A business broker may be able to help by:
- Prescreening businesses
- Helping you determine the type of business you want
- Negotiating the terms of sale
Understand that a business broker works on commission (5% to 10%), just like a realtor. Do not be pushed into making a fast decision.
Do Due Diligence
You have found a potential property. Now you can say, “Acquisitions Team, Assemble.”
You need an independent valuation of the company you want to purchase. How financially healthy is it? How much is it worth? Does the owner have relationships that will not transfer their business to a new owner?
Your accountant can evaluate the business financials for legitimacy and legality. You are also taking on a large liability; run a credit check on the owner to make sure you are inheriting massive debt or other problems.
Check for all the licenses and permits as well as zoning requirements to see if all is in order.
Unless you have a large nest-egg, you need a way to pay for the business.
The best method of financing is seller financing. The seller agrees to allow you to make regular payments plus interest over time. Another traditional approach is to obtain a business loan from a bank.
Banks actually like existing businesses better than new ones. They come with a track record. However, your personal finances are still a major part of their decision to make the loan.
You could go with an angel investor or venture capital. You would be partnering with someone in your business, which means you lose some profit. On the other hand, if the business fails, you are not stuck with the debt.
Making the Purchase
All major purchases come with piles of paperwork. For a business sale you are looking at:
- Letter of Intent with the proposed price, terms of purchase, and conditions of sale
- Confidentiality and non-compete agreements
- Contracts and leases
- Financial statements and tax return from the past three to five years
- Important property documents and customer lists
- Sales agreement defining the business assets and property you are purchasing
You are well on your way to purchasing an existing business. You are selecting the right business for you, and you have done your due diligence; all the paperwork is in order.
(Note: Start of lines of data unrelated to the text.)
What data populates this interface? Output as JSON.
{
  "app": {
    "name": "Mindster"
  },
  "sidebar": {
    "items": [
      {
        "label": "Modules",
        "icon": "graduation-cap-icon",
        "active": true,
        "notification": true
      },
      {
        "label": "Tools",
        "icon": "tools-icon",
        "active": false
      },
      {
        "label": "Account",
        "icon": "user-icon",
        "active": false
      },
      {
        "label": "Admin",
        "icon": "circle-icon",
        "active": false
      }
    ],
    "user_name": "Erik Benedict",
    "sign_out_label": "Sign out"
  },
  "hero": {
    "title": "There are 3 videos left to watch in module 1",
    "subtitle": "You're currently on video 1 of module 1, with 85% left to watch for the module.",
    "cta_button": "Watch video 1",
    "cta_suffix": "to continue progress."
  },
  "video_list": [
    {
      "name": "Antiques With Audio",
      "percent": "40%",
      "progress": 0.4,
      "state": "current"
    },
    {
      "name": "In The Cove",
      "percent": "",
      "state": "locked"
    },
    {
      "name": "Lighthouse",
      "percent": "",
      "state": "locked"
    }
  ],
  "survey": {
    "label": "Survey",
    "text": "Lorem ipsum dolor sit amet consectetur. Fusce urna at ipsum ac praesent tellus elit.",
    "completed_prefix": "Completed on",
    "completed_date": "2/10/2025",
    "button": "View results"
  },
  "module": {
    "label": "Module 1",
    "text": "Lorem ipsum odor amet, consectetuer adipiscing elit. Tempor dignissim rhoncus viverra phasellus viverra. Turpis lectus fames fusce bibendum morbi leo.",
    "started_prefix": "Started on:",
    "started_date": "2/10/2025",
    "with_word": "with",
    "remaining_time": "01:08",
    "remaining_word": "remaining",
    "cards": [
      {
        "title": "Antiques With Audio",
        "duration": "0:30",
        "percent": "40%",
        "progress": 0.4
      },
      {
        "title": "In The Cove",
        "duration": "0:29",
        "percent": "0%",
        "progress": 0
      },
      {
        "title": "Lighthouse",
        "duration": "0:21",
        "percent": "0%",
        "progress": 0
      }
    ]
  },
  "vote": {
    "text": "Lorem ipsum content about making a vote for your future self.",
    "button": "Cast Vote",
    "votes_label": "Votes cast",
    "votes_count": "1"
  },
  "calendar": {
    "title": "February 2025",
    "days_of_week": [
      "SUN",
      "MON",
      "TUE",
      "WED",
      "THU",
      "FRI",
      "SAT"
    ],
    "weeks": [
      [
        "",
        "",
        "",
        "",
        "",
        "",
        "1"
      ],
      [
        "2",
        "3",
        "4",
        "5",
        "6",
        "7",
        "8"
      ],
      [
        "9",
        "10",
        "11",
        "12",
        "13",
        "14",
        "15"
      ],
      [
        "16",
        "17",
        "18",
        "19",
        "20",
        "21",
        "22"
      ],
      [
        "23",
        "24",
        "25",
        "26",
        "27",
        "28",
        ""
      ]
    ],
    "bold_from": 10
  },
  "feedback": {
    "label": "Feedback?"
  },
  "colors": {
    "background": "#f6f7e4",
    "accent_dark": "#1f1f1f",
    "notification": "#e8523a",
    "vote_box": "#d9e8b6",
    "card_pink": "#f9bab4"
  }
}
You have funding and contract.
All that is left is to close the deal, make all the necessary transfers, and go to work in your new business.